Data records for software interfaces:
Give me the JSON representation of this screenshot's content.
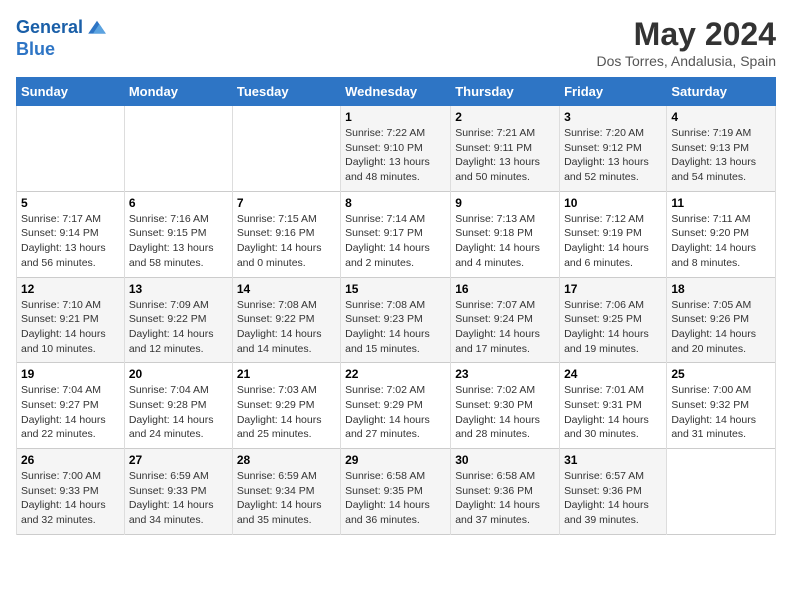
{
  "logo": {
    "line1": "General",
    "line2": "Blue"
  },
  "title": "May 2024",
  "subtitle": "Dos Torres, Andalusia, Spain",
  "weekdays": [
    "Sunday",
    "Monday",
    "Tuesday",
    "Wednesday",
    "Thursday",
    "Friday",
    "Saturday"
  ],
  "weeks": [
    [
      {
        "day": "",
        "info": ""
      },
      {
        "day": "",
        "info": ""
      },
      {
        "day": "",
        "info": ""
      },
      {
        "day": "1",
        "info": "Sunrise: 7:22 AM\nSunset: 9:10 PM\nDaylight: 13 hours\nand 48 minutes."
      },
      {
        "day": "2",
        "info": "Sunrise: 7:21 AM\nSunset: 9:11 PM\nDaylight: 13 hours\nand 50 minutes."
      },
      {
        "day": "3",
        "info": "Sunrise: 7:20 AM\nSunset: 9:12 PM\nDaylight: 13 hours\nand 52 minutes."
      },
      {
        "day": "4",
        "info": "Sunrise: 7:19 AM\nSunset: 9:13 PM\nDaylight: 13 hours\nand 54 minutes."
      }
    ],
    [
      {
        "day": "5",
        "info": "Sunrise: 7:17 AM\nSunset: 9:14 PM\nDaylight: 13 hours\nand 56 minutes."
      },
      {
        "day": "6",
        "info": "Sunrise: 7:16 AM\nSunset: 9:15 PM\nDaylight: 13 hours\nand 58 minutes."
      },
      {
        "day": "7",
        "info": "Sunrise: 7:15 AM\nSunset: 9:16 PM\nDaylight: 14 hours\nand 0 minutes."
      },
      {
        "day": "8",
        "info": "Sunrise: 7:14 AM\nSunset: 9:17 PM\nDaylight: 14 hours\nand 2 minutes."
      },
      {
        "day": "9",
        "info": "Sunrise: 7:13 AM\nSunset: 9:18 PM\nDaylight: 14 hours\nand 4 minutes."
      },
      {
        "day": "10",
        "info": "Sunrise: 7:12 AM\nSunset: 9:19 PM\nDaylight: 14 hours\nand 6 minutes."
      },
      {
        "day": "11",
        "info": "Sunrise: 7:11 AM\nSunset: 9:20 PM\nDaylight: 14 hours\nand 8 minutes."
      }
    ],
    [
      {
        "day": "12",
        "info": "Sunrise: 7:10 AM\nSunset: 9:21 PM\nDaylight: 14 hours\nand 10 minutes."
      },
      {
        "day": "13",
        "info": "Sunrise: 7:09 AM\nSunset: 9:22 PM\nDaylight: 14 hours\nand 12 minutes."
      },
      {
        "day": "14",
        "info": "Sunrise: 7:08 AM\nSunset: 9:22 PM\nDaylight: 14 hours\nand 14 minutes."
      },
      {
        "day": "15",
        "info": "Sunrise: 7:08 AM\nSunset: 9:23 PM\nDaylight: 14 hours\nand 15 minutes."
      },
      {
        "day": "16",
        "info": "Sunrise: 7:07 AM\nSunset: 9:24 PM\nDaylight: 14 hours\nand 17 minutes."
      },
      {
        "day": "17",
        "info": "Sunrise: 7:06 AM\nSunset: 9:25 PM\nDaylight: 14 hours\nand 19 minutes."
      },
      {
        "day": "18",
        "info": "Sunrise: 7:05 AM\nSunset: 9:26 PM\nDaylight: 14 hours\nand 20 minutes."
      }
    ],
    [
      {
        "day": "19",
        "info": "Sunrise: 7:04 AM\nSunset: 9:27 PM\nDaylight: 14 hours\nand 22 minutes."
      },
      {
        "day": "20",
        "info": "Sunrise: 7:04 AM\nSunset: 9:28 PM\nDaylight: 14 hours\nand 24 minutes."
      },
      {
        "day": "21",
        "info": "Sunrise: 7:03 AM\nSunset: 9:29 PM\nDaylight: 14 hours\nand 25 minutes."
      },
      {
        "day": "22",
        "info": "Sunrise: 7:02 AM\nSunset: 9:29 PM\nDaylight: 14 hours\nand 27 minutes."
      },
      {
        "day": "23",
        "info": "Sunrise: 7:02 AM\nSunset: 9:30 PM\nDaylight: 14 hours\nand 28 minutes."
      },
      {
        "day": "24",
        "info": "Sunrise: 7:01 AM\nSunset: 9:31 PM\nDaylight: 14 hours\nand 30 minutes."
      },
      {
        "day": "25",
        "info": "Sunrise: 7:00 AM\nSunset: 9:32 PM\nDaylight: 14 hours\nand 31 minutes."
      }
    ],
    [
      {
        "day": "26",
        "info": "Sunrise: 7:00 AM\nSunset: 9:33 PM\nDaylight: 14 hours\nand 32 minutes."
      },
      {
        "day": "27",
        "info": "Sunrise: 6:59 AM\nSunset: 9:33 PM\nDaylight: 14 hours\nand 34 minutes."
      },
      {
        "day": "28",
        "info": "Sunrise: 6:59 AM\nSunset: 9:34 PM\nDaylight: 14 hours\nand 35 minutes."
      },
      {
        "day": "29",
        "info": "Sunrise: 6:58 AM\nSunset: 9:35 PM\nDaylight: 14 hours\nand 36 minutes."
      },
      {
        "day": "30",
        "info": "Sunrise: 6:58 AM\nSunset: 9:36 PM\nDaylight: 14 hours\nand 37 minutes."
      },
      {
        "day": "31",
        "info": "Sunrise: 6:57 AM\nSunset: 9:36 PM\nDaylight: 14 hours\nand 39 minutes."
      },
      {
        "day": "",
        "info": ""
      }
    ]
  ]
}
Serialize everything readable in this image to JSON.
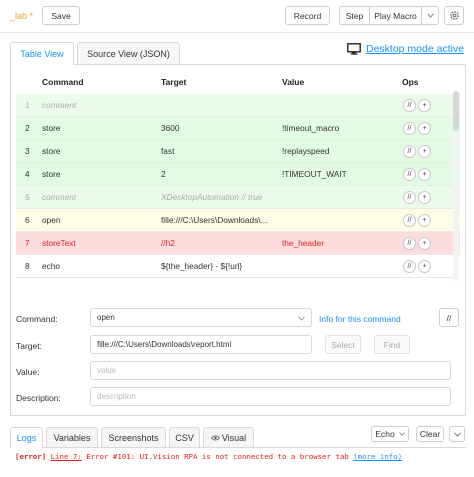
{
  "toolbar": {
    "macro_name": "_lab *",
    "save_label": "Save",
    "record_label": "Record",
    "step_label": "Step",
    "play_label": "Play Macro",
    "gear_icon": "gear-icon",
    "chevron_icon": "chevron-down-icon"
  },
  "view_tabs": {
    "table": "Table View",
    "source": "Source View (JSON)",
    "active": "Table View"
  },
  "desktop_mode": {
    "label": "Desktop mode active",
    "icon": "monitor-icon"
  },
  "table": {
    "headers": [
      "",
      "Command",
      "Target",
      "Value",
      "Ops"
    ],
    "rows": [
      {
        "num": "1",
        "command": "comment",
        "target": "",
        "value": "",
        "style": "comment"
      },
      {
        "num": "2",
        "command": "store",
        "target": "3600",
        "value": "!timeout_macro",
        "style": "ok"
      },
      {
        "num": "3",
        "command": "store",
        "target": "fast",
        "value": "!replayspeed",
        "style": "ok"
      },
      {
        "num": "4",
        "command": "store",
        "target": "2",
        "value": "!TIMEOUT_WAIT",
        "style": "ok"
      },
      {
        "num": "5",
        "command": "comment",
        "target": "XDesktopAutomation // true",
        "value": "",
        "style": "comment"
      },
      {
        "num": "6",
        "command": "open",
        "target": "fille:///C:\\Users\\Downloads\\...",
        "value": "",
        "style": "current"
      },
      {
        "num": "7",
        "command": "storeText",
        "target": "//h2",
        "value": "the_header",
        "style": "error"
      },
      {
        "num": "8",
        "command": "echo",
        "target": "${the_header} - ${!url}",
        "value": "",
        "style": "plain"
      }
    ],
    "ops_labels": [
      "//",
      "+"
    ]
  },
  "editor": {
    "command_label": "Command:",
    "command_value": "open",
    "info_link": "Info for this command",
    "comment_toggle": "//",
    "target_label": "Target:",
    "target_value": "fille:///C:\\Users\\Downloads\\report.html",
    "select_label": "Select",
    "find_label": "Find",
    "value_label": "Value:",
    "value_placeholder": "value",
    "description_label": "Description:",
    "description_placeholder": "description"
  },
  "bottom_tabs": {
    "logs": "Logs",
    "variables": "Variables",
    "screenshots": "Screenshots",
    "csv": "CSV",
    "visual": "Visual",
    "active": "Logs"
  },
  "log_controls": {
    "echo": "Echo",
    "clear": "Clear"
  },
  "log": {
    "tag": "[error]",
    "line_link": "Line 7:",
    "message": "Error #101: UI.Vision RPA is not connected to a browser tab",
    "more_info": "(more info)"
  },
  "colors": {
    "accent": "#1890ff",
    "row_ok": "#e3fbe3",
    "row_comment": "#eafbe9",
    "row_current": "#fffde6",
    "row_error": "#fcdcdc",
    "error_text": "#e51f1f",
    "macro_name": "#e8a33a"
  }
}
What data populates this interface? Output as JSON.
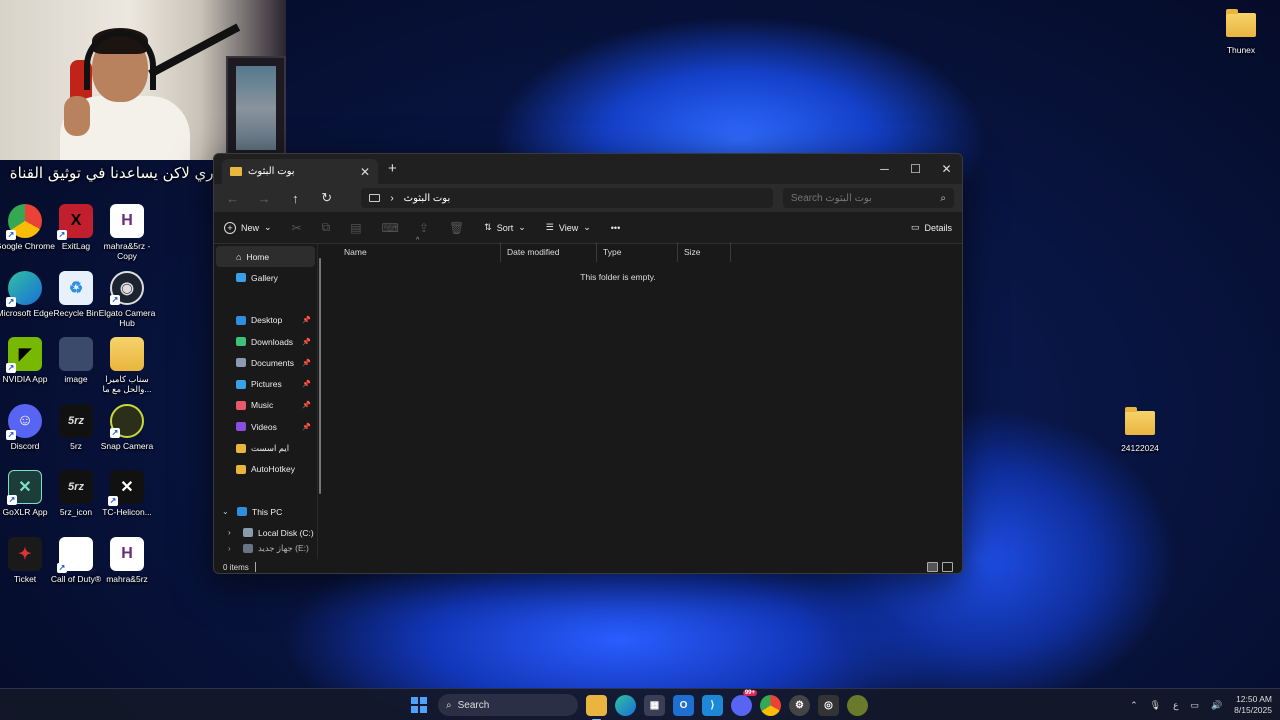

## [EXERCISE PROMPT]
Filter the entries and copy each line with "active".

## [REPLY TO THE TASK]
    "active": "Table View"
    "label": "Desktop mode active",
    "active": "Logs"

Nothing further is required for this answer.